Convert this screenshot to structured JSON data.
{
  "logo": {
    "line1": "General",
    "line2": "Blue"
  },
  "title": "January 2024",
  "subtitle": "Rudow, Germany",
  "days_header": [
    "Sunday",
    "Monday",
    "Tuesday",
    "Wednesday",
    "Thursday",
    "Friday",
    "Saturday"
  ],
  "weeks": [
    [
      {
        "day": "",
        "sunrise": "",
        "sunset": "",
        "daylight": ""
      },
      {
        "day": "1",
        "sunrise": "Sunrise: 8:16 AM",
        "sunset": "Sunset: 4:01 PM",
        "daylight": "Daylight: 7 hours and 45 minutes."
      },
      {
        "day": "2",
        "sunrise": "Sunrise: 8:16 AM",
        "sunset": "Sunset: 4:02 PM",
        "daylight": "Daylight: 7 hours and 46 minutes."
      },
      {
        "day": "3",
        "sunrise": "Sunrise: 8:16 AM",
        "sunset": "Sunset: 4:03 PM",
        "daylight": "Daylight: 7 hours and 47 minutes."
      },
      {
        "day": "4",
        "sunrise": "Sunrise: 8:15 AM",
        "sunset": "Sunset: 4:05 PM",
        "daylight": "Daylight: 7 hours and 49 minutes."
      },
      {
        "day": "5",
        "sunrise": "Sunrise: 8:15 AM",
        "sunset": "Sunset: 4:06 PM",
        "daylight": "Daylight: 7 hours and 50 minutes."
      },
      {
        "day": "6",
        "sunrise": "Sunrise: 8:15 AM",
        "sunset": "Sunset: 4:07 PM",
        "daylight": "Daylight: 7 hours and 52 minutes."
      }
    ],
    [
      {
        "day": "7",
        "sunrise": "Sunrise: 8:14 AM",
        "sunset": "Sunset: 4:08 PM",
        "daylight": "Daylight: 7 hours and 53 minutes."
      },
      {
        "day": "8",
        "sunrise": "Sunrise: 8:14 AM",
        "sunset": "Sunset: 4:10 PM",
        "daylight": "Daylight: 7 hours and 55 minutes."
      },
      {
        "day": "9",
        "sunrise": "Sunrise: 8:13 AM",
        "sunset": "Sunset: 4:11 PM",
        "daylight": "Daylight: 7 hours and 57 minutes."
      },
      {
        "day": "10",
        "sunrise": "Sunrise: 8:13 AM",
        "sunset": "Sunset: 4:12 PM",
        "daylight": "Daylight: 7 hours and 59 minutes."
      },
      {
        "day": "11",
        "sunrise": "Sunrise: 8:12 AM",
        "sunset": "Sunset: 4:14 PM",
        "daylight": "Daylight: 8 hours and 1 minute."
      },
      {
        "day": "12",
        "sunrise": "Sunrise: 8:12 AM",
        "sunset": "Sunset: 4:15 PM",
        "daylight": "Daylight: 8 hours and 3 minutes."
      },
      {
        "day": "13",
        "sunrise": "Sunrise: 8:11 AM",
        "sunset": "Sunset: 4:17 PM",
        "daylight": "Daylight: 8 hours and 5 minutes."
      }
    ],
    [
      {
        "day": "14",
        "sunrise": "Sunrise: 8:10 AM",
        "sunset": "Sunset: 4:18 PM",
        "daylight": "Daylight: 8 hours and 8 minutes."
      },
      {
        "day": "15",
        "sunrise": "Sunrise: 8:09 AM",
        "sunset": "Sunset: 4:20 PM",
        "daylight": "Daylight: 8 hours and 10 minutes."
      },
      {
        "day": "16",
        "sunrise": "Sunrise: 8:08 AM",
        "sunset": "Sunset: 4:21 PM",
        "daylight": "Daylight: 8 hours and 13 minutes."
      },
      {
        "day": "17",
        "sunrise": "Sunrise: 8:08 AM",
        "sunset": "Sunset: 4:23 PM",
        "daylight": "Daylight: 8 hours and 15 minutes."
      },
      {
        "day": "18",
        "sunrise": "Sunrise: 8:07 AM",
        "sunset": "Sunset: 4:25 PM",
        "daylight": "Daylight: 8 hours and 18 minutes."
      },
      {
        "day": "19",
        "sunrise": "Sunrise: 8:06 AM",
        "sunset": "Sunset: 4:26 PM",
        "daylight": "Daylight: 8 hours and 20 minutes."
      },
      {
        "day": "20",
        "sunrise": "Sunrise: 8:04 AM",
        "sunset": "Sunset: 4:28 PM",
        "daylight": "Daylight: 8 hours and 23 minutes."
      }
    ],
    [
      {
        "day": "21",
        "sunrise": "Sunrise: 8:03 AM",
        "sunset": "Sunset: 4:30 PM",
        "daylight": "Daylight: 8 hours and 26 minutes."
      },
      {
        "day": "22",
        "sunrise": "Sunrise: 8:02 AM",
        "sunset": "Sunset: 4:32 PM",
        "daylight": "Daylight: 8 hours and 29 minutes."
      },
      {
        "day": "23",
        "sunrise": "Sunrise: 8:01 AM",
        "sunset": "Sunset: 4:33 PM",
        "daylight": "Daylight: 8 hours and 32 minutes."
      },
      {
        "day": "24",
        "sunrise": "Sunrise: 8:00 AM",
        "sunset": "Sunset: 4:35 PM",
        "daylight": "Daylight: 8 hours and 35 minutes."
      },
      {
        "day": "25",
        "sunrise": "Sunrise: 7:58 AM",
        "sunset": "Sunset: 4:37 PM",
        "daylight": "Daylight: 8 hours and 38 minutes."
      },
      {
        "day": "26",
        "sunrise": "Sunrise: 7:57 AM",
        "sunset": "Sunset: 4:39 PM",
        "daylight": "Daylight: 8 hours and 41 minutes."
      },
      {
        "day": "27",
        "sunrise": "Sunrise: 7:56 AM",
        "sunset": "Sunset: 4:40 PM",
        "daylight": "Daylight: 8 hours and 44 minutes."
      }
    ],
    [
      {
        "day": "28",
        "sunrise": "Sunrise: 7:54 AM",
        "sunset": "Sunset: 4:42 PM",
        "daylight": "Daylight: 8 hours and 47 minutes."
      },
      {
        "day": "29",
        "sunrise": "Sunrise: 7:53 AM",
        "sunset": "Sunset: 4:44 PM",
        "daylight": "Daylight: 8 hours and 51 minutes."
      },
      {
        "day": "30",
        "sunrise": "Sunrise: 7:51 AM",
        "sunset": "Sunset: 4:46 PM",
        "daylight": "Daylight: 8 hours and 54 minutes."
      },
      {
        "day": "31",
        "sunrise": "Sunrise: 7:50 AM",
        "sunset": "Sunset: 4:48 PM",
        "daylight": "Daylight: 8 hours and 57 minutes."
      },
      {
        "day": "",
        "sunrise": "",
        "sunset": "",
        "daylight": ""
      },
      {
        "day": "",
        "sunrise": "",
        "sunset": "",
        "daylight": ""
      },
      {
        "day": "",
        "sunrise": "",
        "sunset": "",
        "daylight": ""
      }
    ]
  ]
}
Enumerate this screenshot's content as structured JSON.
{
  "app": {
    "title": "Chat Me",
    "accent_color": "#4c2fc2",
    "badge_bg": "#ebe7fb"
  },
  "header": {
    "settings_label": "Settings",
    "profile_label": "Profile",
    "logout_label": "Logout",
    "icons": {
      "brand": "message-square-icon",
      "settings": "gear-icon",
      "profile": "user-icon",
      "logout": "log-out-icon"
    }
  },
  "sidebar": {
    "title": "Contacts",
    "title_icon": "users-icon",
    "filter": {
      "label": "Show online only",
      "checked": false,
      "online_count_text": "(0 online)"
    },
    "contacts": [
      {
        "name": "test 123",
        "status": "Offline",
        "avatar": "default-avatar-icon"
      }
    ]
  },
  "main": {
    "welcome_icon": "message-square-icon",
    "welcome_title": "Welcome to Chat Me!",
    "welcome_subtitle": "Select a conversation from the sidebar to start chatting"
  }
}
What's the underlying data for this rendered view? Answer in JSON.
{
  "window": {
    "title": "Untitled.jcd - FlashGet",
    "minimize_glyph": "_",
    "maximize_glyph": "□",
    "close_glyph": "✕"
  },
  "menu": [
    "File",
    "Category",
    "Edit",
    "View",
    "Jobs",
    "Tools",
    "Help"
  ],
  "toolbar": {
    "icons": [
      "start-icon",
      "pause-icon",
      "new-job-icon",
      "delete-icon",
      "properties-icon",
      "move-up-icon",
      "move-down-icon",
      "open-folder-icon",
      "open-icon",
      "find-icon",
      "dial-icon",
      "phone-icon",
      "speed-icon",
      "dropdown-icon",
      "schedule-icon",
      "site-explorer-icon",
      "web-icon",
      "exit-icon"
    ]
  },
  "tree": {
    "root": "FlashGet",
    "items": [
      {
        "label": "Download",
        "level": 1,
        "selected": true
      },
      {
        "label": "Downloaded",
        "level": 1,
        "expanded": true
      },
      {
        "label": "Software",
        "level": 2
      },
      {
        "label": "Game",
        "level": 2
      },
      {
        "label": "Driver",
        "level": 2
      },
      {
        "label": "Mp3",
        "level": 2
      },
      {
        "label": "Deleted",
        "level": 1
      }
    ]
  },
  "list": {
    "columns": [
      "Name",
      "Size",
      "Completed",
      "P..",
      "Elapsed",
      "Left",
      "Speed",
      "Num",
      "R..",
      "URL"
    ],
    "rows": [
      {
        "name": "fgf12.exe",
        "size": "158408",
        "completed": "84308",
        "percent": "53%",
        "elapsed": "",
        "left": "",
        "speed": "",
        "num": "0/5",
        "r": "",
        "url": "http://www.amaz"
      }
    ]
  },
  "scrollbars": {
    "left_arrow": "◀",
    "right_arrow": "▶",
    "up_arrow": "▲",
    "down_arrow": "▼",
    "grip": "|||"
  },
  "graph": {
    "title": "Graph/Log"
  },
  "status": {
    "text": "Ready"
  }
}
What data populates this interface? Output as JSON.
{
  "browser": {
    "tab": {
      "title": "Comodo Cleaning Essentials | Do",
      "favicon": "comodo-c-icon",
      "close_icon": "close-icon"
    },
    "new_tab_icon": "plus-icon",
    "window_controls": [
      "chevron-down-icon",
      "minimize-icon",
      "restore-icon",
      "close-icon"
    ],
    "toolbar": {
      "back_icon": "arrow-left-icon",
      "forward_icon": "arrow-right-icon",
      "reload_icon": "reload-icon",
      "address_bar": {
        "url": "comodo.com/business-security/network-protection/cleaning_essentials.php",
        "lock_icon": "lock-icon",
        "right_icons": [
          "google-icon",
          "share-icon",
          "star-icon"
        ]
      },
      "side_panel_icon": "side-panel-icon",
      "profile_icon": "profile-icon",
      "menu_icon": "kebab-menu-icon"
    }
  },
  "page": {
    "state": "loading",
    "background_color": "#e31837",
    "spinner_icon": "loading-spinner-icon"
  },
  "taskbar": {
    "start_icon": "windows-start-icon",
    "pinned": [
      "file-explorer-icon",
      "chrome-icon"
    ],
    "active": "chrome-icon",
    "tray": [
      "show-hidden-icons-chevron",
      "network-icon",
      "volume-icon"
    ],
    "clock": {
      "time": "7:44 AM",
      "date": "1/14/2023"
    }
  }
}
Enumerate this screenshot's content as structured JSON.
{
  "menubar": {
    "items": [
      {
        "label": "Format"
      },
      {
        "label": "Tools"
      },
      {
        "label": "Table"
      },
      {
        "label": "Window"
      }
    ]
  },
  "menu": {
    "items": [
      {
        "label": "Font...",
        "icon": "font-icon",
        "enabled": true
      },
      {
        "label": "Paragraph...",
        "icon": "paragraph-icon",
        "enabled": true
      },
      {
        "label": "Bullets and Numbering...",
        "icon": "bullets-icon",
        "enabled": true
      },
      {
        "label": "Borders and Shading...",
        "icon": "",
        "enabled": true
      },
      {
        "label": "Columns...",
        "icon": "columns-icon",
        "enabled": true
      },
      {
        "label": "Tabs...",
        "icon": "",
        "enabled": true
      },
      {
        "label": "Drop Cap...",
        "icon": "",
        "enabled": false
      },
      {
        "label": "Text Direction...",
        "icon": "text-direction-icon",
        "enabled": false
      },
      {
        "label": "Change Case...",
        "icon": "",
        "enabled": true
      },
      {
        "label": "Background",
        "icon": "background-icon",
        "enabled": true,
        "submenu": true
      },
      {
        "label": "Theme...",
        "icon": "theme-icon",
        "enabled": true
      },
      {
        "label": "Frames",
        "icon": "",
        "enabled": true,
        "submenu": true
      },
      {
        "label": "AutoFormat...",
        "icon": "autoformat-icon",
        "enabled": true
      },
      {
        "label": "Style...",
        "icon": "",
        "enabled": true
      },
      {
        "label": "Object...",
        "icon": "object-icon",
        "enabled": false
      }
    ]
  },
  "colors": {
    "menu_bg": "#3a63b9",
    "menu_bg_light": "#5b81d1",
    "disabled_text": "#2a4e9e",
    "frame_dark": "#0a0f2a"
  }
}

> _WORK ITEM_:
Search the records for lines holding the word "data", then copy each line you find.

> _EXPECTED ANSWER_:
Convert this screenshot to structured JSON data.
What's the underlying data for this rendered view? Answer in JSON.
What data populates this interface? Output as JSON.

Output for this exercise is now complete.